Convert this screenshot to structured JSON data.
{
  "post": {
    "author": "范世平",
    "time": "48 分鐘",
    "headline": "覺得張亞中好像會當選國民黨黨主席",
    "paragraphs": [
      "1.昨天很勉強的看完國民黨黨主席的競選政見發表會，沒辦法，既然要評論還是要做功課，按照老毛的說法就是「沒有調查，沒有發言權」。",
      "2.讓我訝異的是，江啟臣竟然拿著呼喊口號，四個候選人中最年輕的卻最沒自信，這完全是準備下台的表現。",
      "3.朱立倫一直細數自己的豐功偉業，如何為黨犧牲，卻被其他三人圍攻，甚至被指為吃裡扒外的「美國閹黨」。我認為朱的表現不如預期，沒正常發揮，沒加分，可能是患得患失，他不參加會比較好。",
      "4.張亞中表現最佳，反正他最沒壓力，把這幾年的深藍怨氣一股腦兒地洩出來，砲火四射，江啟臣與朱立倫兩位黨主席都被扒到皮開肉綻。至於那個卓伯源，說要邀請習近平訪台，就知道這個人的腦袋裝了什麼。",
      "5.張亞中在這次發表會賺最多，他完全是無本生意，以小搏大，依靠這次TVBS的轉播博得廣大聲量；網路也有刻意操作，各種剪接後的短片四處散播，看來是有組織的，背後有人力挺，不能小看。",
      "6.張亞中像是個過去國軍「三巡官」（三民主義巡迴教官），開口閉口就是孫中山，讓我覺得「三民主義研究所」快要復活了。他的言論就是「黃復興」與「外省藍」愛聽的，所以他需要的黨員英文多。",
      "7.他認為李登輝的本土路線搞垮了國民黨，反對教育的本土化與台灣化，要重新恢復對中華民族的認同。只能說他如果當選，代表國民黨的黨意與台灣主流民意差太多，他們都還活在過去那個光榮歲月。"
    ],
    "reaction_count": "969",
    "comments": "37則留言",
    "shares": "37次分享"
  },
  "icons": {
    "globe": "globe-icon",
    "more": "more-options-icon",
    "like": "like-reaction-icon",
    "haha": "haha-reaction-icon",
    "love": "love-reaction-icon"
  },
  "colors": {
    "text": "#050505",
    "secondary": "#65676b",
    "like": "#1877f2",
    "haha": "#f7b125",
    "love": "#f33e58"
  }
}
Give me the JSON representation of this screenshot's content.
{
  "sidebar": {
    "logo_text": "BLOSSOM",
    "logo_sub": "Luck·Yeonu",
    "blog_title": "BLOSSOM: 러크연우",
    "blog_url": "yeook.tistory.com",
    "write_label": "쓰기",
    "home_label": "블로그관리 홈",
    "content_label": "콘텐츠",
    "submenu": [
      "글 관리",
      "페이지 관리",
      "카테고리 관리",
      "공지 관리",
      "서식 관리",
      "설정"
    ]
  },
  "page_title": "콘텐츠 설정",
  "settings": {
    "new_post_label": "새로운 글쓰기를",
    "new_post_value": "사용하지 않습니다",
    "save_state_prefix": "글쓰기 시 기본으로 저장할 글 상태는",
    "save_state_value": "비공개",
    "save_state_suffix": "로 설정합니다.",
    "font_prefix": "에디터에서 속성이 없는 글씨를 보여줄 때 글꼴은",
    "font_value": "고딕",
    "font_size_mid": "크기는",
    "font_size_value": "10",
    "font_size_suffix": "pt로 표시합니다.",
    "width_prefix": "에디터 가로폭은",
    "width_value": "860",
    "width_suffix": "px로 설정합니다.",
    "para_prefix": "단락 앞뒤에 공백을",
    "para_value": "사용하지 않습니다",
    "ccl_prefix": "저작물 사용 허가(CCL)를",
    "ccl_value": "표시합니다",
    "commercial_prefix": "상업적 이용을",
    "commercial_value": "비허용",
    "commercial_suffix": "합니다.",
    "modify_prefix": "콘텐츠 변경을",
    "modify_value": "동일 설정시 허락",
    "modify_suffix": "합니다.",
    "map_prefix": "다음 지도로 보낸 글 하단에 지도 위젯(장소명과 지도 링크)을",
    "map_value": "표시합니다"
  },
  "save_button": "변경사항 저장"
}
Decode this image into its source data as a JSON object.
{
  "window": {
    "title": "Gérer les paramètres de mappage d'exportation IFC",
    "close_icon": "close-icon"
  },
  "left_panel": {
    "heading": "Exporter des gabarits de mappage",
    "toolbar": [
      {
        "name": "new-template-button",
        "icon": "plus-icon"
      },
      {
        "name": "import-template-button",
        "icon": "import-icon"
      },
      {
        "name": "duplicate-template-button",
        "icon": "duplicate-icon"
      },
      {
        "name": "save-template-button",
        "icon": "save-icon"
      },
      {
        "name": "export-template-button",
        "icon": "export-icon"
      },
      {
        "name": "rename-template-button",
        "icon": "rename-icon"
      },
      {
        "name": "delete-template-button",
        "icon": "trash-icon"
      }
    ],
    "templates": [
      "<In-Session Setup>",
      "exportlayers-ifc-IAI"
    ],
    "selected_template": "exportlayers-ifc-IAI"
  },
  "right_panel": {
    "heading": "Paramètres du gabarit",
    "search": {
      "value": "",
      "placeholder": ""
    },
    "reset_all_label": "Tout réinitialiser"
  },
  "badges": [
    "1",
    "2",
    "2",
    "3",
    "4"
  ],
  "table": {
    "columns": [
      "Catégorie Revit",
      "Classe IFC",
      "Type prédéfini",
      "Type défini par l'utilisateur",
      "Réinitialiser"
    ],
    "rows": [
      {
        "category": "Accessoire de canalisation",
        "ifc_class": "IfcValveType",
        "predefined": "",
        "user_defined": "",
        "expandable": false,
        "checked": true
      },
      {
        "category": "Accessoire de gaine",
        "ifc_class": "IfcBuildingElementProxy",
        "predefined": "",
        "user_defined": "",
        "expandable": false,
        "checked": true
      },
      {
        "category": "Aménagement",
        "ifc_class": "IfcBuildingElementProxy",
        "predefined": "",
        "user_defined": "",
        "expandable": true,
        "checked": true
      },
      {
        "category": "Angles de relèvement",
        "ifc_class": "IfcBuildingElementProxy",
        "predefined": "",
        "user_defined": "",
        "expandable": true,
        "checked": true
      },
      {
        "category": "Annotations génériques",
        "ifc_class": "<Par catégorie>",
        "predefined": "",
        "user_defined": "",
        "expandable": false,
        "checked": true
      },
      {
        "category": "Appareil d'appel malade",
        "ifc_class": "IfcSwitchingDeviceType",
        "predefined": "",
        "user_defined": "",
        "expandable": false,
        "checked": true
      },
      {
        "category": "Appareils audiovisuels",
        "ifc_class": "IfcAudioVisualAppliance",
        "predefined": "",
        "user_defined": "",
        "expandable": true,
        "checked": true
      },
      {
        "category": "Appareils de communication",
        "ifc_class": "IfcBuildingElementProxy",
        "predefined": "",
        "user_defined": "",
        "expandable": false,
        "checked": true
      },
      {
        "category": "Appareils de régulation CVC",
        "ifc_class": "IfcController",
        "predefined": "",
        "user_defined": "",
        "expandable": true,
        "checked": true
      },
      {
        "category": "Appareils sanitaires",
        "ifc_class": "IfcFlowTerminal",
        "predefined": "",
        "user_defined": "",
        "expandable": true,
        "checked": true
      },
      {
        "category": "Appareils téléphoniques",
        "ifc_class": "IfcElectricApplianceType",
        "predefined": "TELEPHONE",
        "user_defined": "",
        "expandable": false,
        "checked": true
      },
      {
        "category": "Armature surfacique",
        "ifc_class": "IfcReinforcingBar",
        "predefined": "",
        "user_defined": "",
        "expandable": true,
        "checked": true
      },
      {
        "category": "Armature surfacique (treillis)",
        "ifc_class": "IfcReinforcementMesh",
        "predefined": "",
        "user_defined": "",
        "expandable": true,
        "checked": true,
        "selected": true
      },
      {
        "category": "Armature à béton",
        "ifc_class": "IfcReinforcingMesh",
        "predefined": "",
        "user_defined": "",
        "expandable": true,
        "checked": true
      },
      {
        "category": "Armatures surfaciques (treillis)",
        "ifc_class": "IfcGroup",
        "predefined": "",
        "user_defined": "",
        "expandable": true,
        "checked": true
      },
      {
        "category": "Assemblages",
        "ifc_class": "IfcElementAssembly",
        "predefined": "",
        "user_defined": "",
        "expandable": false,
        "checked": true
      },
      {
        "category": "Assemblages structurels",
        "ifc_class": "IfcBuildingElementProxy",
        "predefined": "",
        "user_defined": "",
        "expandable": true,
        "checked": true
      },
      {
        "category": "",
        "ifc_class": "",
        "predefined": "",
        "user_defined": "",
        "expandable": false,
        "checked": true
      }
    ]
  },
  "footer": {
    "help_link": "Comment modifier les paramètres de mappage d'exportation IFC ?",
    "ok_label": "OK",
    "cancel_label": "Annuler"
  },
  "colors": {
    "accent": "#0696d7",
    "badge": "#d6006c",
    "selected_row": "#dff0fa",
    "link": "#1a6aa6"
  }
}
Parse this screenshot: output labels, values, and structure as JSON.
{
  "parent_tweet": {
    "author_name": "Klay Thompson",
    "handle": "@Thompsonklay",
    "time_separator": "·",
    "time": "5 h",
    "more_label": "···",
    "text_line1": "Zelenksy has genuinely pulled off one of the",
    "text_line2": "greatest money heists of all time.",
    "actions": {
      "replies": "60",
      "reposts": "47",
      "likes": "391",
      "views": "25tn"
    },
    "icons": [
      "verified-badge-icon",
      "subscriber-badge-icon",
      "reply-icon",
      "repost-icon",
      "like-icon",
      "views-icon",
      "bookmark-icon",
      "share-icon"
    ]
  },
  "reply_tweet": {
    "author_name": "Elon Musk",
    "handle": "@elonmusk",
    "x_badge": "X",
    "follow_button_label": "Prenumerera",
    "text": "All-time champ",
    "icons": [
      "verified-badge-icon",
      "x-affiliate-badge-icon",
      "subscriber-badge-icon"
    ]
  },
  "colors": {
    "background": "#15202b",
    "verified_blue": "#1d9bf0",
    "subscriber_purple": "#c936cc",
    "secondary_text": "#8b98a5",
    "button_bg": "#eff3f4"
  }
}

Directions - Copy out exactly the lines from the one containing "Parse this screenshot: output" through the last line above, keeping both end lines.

Output for this exercise -
Parse this screenshot: output labels, values, and structure as JSON.
{
  "parent_tweet": {
    "author_name": "Klay Thompson",
    "handle": "@Thompsonklay",
    "time_separator": "·",
    "time": "5 h",
    "more_label": "···",
    "text_line1": "Zelenksy has genuinely pulled off one of the",
    "text_line2": "greatest money heists of all time.",
    "actions": {
      "replies": "60",
      "reposts": "47",
      "likes": "391",
      "views": "25tn"
    },
    "icons": [
      "verified-badge-icon",
      "subscriber-badge-icon",
      "reply-icon",
      "repost-icon",
      "like-icon",
      "views-icon",
      "bookmark-icon",
      "share-icon"
    ]
  },
  "reply_tweet": {
    "author_name": "Elon Musk",
    "handle": "@elonmusk",
    "x_badge": "X",
    "follow_button_label": "Prenumerera",
    "text": "All-time champ",
    "icons": [
      "verified-badge-icon",
      "x-affiliate-badge-icon",
      "subscriber-badge-icon"
    ]
  },
  "colors": {
    "background": "#15202b",
    "verified_blue": "#1d9bf0",
    "subscriber_purple": "#c936cc",
    "secondary_text": "#8b98a5",
    "button_bg": "#eff3f4"
  }
}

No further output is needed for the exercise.